_Directions_
For the listing below, give the count of lines containing "guide", and no other text.

_Data supplied_
* * *
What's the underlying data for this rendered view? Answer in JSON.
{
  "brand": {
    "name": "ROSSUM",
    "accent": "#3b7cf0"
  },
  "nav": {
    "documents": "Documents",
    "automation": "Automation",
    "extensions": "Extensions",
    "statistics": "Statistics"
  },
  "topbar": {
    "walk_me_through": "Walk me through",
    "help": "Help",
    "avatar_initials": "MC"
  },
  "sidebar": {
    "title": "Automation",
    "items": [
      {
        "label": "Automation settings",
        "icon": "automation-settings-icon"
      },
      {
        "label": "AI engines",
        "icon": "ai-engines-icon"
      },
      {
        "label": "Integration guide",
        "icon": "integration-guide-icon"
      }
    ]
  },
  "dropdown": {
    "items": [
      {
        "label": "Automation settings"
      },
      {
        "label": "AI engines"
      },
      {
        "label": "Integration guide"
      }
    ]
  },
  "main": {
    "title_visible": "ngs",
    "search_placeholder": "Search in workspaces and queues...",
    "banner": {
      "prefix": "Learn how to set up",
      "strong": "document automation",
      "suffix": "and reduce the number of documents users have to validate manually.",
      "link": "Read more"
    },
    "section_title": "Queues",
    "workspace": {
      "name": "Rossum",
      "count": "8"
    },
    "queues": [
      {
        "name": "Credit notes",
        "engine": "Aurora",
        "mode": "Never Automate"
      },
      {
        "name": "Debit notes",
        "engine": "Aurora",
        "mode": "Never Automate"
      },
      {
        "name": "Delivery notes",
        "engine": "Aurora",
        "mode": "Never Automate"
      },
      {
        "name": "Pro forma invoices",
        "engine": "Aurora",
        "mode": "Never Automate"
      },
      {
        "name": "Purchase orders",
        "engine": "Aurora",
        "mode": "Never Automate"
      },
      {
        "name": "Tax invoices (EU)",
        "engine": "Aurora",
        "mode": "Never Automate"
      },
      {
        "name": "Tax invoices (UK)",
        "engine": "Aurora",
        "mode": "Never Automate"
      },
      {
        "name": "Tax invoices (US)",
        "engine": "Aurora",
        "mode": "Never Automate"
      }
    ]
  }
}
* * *
_Exercise output_
3